● Exercise materials
%%

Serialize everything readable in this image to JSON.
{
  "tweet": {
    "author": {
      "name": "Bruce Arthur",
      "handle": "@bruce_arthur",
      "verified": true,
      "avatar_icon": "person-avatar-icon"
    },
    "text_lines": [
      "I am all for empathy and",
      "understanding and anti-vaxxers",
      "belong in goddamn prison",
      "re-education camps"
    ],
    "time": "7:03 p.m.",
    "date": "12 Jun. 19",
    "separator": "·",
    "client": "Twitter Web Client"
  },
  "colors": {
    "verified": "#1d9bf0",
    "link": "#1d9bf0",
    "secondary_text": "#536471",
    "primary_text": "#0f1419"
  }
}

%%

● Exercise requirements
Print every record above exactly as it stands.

● Written answer
Serialize everything readable in this image to JSON.
{
  "tweet": {
    "author": {
      "name": "Bruce Arthur",
      "handle": "@bruce_arthur",
      "verified": true,
      "avatar_icon": "person-avatar-icon"
    },
    "text_lines": [
      "I am all for empathy and",
      "understanding and anti-vaxxers",
      "belong in goddamn prison",
      "re-education camps"
    ],
    "time": "7:03 p.m.",
    "date": "12 Jun. 19",
    "separator": "·",
    "client": "Twitter Web Client"
  },
  "colors": {
    "verified": "#1d9bf0",
    "link": "#1d9bf0",
    "secondary_text": "#536471",
    "primary_text": "#0f1419"
  }
}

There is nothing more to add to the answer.